**WORK TASK**: Every record must be copied exactly, from first line to last.

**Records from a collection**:

__________

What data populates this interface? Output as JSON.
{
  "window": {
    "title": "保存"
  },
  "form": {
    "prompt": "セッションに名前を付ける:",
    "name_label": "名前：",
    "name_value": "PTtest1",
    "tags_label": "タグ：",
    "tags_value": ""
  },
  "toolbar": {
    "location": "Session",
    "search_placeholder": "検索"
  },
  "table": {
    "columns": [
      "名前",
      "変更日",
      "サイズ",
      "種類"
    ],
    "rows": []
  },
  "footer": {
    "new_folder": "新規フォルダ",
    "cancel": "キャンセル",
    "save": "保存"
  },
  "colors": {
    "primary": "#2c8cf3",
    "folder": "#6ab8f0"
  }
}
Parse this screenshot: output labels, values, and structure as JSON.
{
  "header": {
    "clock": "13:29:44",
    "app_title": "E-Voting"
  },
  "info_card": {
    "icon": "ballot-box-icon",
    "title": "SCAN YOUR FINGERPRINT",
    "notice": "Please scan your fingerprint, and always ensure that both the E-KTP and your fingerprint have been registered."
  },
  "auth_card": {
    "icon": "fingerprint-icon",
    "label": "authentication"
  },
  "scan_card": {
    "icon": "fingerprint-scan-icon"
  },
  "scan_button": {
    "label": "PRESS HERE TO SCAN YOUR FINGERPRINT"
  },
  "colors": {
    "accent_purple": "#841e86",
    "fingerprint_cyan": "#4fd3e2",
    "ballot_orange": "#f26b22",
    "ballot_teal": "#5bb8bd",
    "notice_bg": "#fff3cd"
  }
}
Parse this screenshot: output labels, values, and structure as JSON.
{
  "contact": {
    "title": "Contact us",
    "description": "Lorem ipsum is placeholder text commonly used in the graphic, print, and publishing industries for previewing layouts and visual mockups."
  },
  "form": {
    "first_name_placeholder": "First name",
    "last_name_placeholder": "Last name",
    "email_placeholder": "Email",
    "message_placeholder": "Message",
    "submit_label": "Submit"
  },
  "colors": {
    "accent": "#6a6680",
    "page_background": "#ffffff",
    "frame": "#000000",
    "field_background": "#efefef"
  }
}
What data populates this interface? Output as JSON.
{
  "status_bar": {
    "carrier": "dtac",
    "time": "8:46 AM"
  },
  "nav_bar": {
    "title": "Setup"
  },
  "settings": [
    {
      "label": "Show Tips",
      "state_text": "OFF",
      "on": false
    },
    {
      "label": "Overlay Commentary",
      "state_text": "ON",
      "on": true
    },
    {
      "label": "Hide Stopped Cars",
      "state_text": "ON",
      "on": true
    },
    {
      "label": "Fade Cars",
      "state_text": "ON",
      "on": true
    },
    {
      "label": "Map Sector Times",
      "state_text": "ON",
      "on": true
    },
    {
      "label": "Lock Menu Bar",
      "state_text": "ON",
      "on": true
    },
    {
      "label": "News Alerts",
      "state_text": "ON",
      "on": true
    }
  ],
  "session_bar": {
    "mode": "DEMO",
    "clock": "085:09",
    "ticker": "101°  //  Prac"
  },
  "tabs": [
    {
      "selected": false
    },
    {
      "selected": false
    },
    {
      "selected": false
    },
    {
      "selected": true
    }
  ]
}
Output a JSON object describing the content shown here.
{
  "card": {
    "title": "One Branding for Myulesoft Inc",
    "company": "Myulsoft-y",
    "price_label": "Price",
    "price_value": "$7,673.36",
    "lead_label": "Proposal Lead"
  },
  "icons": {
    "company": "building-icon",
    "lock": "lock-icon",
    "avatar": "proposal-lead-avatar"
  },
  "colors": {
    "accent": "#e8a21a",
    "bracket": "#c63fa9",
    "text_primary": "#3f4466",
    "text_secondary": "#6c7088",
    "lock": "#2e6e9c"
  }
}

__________

**RESPONSE**:
What data populates this interface? Output as JSON.
{
  "window": {
    "title": "保存"
  },
  "form": {
    "prompt": "セッションに名前を付ける:",
    "name_label": "名前：",
    "name_value": "PTtest1",
    "tags_label": "タグ：",
    "tags_value": ""
  },
  "toolbar": {
    "location": "Session",
    "search_placeholder": "検索"
  },
  "table": {
    "columns": [
      "名前",
      "変更日",
      "サイズ",
      "種類"
    ],
    "rows": []
  },
  "footer": {
    "new_folder": "新規フォルダ",
    "cancel": "キャンセル",
    "save": "保存"
  },
  "colors": {
    "primary": "#2c8cf3",
    "folder": "#6ab8f0"
  }
}
Parse this screenshot: output labels, values, and structure as JSON.
{
  "header": {
    "clock": "13:29:44",
    "app_title": "E-Voting"
  },
  "info_card": {
    "icon": "ballot-box-icon",
    "title": "SCAN YOUR FINGERPRINT",
    "notice": "Please scan your fingerprint, and always ensure that both the E-KTP and your fingerprint have been registered."
  },
  "auth_card": {
    "icon": "fingerprint-icon",
    "label": "authentication"
  },
  "scan_card": {
    "icon": "fingerprint-scan-icon"
  },
  "scan_button": {
    "label": "PRESS HERE TO SCAN YOUR FINGERPRINT"
  },
  "colors": {
    "accent_purple": "#841e86",
    "fingerprint_cyan": "#4fd3e2",
    "ballot_orange": "#f26b22",
    "ballot_teal": "#5bb8bd",
    "notice_bg": "#fff3cd"
  }
}
Parse this screenshot: output labels, values, and structure as JSON.
{
  "contact": {
    "title": "Contact us",
    "description": "Lorem ipsum is placeholder text commonly used in the graphic, print, and publishing industries for previewing layouts and visual mockups."
  },
  "form": {
    "first_name_placeholder": "First name",
    "last_name_placeholder": "Last name",
    "email_placeholder": "Email",
    "message_placeholder": "Message",
    "submit_label": "Submit"
  },
  "colors": {
    "accent": "#6a6680",
    "page_background": "#ffffff",
    "frame": "#000000",
    "field_background": "#efefef"
  }
}
What data populates this interface? Output as JSON.
{
  "status_bar": {
    "carrier": "dtac",
    "time": "8:46 AM"
  },
  "nav_bar": {
    "title": "Setup"
  },
  "settings": [
    {
      "label": "Show Tips",
      "state_text": "OFF",
      "on": false
    },
    {
      "label": "Overlay Commentary",
      "state_text": "ON",
      "on": true
    },
    {
      "label": "Hide Stopped Cars",
      "state_text": "ON",
      "on": true
    },
    {
      "label": "Fade Cars",
      "state_text": "ON",
      "on": true
    },
    {
      "label": "Map Sector Times",
      "state_text": "ON",
      "on": true
    },
    {
      "label": "Lock Menu Bar",
      "state_text": "ON",
      "on": true
    },
    {
      "label": "News Alerts",
      "state_text": "ON",
      "on": true
    }
  ],
  "session_bar": {
    "mode": "DEMO",
    "clock": "085:09",
    "ticker": "101°  //  Prac"
  },
  "tabs": [
    {
      "selected": false
    },
    {
      "selected": false
    },
    {
      "selected": false
    },
    {
      "selected": true
    }
  ]
}
Output a JSON object describing the content shown here.
{
  "card": {
    "title": "One Branding for Myulesoft Inc",
    "company": "Myulsoft-y",
    "price_label": "Price",
    "price_value": "$7,673.36",
    "lead_label": "Proposal Lead"
  },
  "icons": {
    "company": "building-icon",
    "lock": "lock-icon",
    "avatar": "proposal-lead-avatar"
  },
  "colors": {
    "accent": "#e8a21a",
    "bracket": "#c63fa9",
    "text_primary": "#3f4466",
    "text_secondary": "#6c7088",
    "lock": "#2e6e9c"
  }
}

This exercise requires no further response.